POLICE are investigating a New Year’s Eve rape on Arthur Head which was initially linked to the homeless ‘tent city’ on Pioneer Park.
At present around 100 people are sleeping out in the park opposite the Fremantle train station, with numbers swelling since the first tents were pitched on Boxing Day.
Police searched the camp on New Year’s Day, although the Herald understands they were unable to locate a suspect and left. Since then they have been asking businesses on Arthur Head for CCTV vision from around 11.30pm on New Year’s Eve and Fremantle council has installed a mobile CCTV tower outside the J-Sheds.
Fremantle mayor Brad Pettitt said it was disturbing to hear about.
“The expert advice that the City of Fremantle has received is that the longer the camp goes on, the greater the risk to its residents, including women,” Dr Pettitt said.

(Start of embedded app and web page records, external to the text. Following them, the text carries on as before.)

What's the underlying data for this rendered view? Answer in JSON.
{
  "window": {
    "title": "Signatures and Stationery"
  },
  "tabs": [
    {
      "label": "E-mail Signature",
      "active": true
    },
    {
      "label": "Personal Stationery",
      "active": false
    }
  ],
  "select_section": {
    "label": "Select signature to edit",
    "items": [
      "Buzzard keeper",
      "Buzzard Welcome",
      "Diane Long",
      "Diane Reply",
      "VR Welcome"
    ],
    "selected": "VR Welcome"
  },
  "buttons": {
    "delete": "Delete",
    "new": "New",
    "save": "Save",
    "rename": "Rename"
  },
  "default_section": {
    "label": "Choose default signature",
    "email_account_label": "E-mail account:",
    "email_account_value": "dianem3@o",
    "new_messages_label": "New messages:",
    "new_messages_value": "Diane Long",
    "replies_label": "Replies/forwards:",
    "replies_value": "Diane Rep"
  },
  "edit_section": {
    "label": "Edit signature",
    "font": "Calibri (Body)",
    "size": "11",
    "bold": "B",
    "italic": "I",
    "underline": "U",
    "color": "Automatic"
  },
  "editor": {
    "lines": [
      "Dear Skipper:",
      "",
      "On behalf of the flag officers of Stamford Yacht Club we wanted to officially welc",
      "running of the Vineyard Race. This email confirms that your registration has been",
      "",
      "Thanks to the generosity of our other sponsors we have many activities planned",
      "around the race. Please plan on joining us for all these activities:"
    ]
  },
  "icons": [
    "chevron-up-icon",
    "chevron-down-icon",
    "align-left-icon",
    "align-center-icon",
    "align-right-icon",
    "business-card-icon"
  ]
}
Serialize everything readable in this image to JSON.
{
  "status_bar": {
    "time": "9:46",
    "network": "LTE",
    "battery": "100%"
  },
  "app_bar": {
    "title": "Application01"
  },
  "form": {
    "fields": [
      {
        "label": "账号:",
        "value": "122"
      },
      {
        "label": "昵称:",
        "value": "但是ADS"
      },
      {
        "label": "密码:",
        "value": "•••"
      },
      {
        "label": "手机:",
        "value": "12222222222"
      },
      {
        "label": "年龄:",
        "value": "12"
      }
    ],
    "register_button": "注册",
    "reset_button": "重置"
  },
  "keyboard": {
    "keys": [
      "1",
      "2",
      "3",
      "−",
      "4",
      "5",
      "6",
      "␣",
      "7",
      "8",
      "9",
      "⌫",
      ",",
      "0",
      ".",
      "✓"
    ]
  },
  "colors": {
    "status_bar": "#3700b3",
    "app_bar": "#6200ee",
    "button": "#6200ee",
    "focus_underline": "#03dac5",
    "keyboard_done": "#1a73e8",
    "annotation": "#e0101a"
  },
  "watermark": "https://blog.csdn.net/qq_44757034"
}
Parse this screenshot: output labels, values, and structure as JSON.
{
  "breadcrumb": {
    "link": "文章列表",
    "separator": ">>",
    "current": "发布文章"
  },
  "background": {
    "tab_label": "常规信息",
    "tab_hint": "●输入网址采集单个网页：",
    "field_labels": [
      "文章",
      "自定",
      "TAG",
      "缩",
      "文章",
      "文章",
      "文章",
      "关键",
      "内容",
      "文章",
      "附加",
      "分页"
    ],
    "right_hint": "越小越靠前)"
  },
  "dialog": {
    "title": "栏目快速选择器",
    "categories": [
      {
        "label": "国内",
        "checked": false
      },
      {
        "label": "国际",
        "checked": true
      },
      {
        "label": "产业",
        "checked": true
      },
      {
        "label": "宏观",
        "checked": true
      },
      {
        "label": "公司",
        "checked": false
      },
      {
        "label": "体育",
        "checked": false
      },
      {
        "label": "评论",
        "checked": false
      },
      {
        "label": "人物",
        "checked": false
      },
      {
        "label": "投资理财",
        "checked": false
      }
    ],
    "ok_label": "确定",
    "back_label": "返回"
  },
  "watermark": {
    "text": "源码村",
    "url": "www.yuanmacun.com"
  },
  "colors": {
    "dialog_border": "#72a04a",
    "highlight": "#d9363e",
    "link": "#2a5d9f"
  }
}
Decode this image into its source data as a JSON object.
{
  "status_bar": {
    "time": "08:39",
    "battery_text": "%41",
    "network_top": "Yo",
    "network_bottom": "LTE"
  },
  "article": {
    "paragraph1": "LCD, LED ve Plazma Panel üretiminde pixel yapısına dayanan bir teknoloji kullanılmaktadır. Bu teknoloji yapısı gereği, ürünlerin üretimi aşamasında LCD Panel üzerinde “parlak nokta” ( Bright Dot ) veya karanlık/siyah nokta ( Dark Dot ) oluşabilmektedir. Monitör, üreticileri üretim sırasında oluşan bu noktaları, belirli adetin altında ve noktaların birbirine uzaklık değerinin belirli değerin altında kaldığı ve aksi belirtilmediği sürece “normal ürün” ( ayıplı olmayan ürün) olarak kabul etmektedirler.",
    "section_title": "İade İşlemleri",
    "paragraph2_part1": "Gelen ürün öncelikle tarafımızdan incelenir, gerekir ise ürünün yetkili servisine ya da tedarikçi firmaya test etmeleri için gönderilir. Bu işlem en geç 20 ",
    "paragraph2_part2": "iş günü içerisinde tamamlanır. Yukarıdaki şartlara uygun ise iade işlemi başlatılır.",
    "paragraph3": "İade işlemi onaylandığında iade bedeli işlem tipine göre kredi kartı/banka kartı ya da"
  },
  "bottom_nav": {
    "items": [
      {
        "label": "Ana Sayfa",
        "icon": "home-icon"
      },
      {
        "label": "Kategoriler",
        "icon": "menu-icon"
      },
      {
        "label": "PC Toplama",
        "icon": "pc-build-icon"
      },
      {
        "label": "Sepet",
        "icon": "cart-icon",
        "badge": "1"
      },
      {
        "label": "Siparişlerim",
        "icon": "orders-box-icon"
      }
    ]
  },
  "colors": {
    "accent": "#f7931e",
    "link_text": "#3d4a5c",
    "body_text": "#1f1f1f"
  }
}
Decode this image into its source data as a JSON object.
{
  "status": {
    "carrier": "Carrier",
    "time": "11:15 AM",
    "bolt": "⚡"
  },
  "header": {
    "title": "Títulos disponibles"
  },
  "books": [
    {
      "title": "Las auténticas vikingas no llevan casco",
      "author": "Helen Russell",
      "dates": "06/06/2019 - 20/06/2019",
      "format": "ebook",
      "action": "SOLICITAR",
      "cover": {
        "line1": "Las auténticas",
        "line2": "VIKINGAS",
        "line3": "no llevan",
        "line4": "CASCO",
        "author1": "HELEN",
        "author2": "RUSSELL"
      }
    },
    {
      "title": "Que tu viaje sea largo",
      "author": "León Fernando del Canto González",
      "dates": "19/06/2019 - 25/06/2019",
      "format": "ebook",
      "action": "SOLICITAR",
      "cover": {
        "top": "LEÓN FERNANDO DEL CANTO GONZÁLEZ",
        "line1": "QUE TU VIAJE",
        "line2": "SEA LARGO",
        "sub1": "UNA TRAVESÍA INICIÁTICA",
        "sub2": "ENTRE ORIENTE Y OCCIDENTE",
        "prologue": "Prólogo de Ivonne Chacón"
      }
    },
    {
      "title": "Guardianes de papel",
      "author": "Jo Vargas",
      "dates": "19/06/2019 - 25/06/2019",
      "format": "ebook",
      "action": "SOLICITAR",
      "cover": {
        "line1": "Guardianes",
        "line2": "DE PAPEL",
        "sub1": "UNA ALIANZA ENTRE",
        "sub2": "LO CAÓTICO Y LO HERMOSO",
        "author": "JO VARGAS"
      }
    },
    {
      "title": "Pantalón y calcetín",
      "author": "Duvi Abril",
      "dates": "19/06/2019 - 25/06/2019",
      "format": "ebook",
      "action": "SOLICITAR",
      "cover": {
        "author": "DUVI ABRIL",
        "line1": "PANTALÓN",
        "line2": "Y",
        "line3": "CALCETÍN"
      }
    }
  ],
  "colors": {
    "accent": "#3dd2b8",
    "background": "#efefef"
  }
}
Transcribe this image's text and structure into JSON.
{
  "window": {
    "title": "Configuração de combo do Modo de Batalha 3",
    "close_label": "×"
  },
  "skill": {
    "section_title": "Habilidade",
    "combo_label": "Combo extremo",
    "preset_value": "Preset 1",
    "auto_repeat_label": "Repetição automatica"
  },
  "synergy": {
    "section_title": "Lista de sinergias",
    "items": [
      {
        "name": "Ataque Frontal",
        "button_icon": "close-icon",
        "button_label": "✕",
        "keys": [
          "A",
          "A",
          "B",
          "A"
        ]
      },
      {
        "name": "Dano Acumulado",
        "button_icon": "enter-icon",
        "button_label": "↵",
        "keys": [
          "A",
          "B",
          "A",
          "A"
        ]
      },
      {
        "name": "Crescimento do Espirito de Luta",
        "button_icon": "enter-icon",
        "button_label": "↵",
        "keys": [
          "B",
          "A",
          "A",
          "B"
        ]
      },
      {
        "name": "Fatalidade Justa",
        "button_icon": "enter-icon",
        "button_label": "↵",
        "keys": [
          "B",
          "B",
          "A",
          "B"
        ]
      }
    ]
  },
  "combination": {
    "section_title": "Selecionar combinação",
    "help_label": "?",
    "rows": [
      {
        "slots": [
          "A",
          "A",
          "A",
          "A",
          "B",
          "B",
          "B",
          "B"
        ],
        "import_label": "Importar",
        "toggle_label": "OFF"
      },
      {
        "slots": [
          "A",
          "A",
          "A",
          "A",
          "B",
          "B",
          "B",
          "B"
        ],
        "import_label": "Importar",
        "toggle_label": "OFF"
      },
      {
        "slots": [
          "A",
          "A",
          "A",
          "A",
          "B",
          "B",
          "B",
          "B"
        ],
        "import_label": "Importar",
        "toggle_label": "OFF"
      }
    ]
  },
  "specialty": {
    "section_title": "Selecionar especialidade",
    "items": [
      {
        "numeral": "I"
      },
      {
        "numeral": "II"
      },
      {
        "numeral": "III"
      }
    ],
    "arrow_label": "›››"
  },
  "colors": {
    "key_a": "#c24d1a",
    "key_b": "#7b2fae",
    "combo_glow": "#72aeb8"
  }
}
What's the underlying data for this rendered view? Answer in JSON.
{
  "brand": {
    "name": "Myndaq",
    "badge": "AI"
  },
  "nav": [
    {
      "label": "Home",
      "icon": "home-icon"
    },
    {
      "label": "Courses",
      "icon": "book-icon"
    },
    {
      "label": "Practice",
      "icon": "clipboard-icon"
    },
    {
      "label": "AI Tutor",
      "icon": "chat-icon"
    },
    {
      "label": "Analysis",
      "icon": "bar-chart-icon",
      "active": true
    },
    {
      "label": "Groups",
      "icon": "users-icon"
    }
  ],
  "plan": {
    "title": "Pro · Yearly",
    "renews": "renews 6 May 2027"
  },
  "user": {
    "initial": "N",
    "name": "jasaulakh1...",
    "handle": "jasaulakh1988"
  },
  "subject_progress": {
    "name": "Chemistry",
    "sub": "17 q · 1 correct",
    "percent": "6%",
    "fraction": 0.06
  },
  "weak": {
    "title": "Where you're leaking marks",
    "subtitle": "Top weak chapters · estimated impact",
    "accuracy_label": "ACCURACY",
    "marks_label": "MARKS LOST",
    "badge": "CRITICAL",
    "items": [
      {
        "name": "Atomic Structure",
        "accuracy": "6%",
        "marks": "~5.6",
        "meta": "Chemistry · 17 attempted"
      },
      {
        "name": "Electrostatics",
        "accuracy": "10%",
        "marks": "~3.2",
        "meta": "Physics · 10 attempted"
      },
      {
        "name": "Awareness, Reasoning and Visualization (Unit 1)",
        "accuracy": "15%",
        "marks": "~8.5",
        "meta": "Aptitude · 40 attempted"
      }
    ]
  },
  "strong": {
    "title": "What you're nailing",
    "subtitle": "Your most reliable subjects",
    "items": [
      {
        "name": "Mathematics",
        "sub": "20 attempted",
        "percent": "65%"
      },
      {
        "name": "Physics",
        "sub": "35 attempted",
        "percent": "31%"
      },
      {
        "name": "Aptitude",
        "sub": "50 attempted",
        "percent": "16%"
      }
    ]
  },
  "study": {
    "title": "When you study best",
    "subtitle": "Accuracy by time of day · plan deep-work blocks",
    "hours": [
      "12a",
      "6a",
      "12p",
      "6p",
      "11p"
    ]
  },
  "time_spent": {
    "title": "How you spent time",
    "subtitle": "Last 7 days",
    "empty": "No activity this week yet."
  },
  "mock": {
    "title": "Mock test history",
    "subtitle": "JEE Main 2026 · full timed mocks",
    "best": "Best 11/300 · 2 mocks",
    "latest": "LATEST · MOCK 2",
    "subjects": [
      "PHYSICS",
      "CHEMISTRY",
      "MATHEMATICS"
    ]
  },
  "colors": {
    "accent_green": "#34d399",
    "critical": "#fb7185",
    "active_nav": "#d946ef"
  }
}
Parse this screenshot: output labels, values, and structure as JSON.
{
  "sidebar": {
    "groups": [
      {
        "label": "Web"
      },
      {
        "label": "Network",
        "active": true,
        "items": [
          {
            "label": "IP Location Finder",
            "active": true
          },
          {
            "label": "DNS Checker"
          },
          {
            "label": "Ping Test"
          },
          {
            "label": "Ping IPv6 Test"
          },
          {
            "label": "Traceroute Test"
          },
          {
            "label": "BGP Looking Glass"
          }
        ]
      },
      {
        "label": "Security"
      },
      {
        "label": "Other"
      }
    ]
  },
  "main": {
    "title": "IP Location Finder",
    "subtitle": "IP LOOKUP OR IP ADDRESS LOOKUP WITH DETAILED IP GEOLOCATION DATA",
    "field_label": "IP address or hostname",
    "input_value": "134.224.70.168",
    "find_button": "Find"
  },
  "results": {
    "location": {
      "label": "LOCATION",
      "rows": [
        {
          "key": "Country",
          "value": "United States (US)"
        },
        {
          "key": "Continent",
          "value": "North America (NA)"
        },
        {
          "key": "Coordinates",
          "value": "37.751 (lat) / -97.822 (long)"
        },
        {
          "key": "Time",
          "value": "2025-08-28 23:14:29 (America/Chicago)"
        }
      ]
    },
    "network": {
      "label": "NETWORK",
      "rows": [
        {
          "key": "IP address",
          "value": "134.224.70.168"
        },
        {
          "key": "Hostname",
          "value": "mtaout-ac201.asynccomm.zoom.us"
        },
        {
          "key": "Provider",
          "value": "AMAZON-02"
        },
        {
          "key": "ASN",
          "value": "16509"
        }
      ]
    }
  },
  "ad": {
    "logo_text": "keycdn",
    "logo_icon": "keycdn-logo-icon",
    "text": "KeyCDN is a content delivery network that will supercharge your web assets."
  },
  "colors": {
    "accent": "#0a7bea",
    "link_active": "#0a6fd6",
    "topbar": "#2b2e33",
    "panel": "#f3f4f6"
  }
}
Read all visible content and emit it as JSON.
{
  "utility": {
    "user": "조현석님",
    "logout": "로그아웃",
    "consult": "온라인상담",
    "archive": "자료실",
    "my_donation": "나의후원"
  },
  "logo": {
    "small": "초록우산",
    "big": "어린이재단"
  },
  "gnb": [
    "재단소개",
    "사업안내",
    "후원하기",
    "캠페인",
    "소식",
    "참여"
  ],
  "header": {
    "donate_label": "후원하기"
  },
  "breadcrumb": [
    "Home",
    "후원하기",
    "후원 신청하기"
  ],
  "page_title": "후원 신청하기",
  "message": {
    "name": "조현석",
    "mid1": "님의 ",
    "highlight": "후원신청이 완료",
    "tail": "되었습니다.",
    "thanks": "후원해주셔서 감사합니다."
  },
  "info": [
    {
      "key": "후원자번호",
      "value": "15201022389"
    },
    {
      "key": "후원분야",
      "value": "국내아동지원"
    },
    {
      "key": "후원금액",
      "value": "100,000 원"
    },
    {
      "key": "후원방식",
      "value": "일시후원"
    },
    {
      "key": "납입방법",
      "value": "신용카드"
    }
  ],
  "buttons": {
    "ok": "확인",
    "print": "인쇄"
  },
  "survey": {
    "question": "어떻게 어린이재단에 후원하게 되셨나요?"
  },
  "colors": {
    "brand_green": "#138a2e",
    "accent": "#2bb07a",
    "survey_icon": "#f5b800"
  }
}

“That’s one key reason we want to get people housed ASAP.”
Perth’s version of tent city was affected by escalating rates of sexual assault and violence, with residents telling the Herald’s sister paper the Perth Voice people were fighting with sticks, stones and bottles (“Someone’s gonna die there real soon,” Voice, October 30, 2019).
Despite the seriousness of the alleged crime, businesses near Pioneer Park said so far there had been little to worry about from the park, with only one shop owner reporting several shoplifting attempts.
Others said there was a bit of noise and it was definitely a talking point amongst visitors, but there was a strong element of sympathy even amongst those who thought the park should be removed.
The park grew around Freo Street Kitchen, a grassroots community group which came together to provide food, water, sanitation and a safe space while other service providers were shut.
It has relied on crowd funding, contributions and volunteer labour to provide a 24-hour breakfast, lunch and dinner service.
In a recent release the organisers said they had “no intention” of moving on.
The camp is directly across the road from communities minister Simone McGurk’s office and passed by dozens of staff heading to the new Department of Communities’ building in Kings Square every day, a point not lost on resident Emma Bailey.
“Ultimately I hope that being so visible gives the people in charge of housing a bit more personal insight into the situation,” Ms Bailey said.
“This will be my third Christmas on the street; the previous two were nothing short of horrendous,” she said just as the camp was being established.
“This one I had a bit more hope for … being able to come down here and spend this period in a better environment has been really good.”
Communities met with the council and service providers on Monday, and Ms McGurk’s office said they’re developing a plan to support the campers and understand their needs.
The spokesperson said they were looking at alternative accommodation options, but didn’t elaborate.
Dr Pettitt was similarly in the dark about potential locations, although he says he’s been told some are outside Fremantle “which is OK given people are from a range of areas”.
“Ideally I’m hoping the data gather that the agencies are doing this week will lead to matching up people with beds in a range of places,” Dr Pettitt said.
“Some may also just need assistance getting back to their home towns in the regions.”
The mayor said the major stakeholders were due to meet again yesterday (Friday January 8) to discuss the next step.
But Freo Street Kitchen spokesperson Sam Wayne said the existing system was broken and it needed a community approach to ending the cycle of poverty and homelessness.
“We’ve got a role to play rather than just shoving people back into the broken system,” Ms Wayne said.
“You have to get in and help – you have to peer-support the whole way through.”
St Pat’s, which has traditionally dominated homeless services in Fremantle, warned that the camp approach was risky for its residents and urged people to support specialist services instead.
Campers “may unintentionally be diverted away from engaging with the specialist services”, CEO Michael Piu said.
But campers had a different perspective: “With respect, St Pat’s has limited resources and can only help a percentage of the homeless, and I imagine that percentage is modest,” one woman said.
by STEVE GRANT and KELLY WARDEN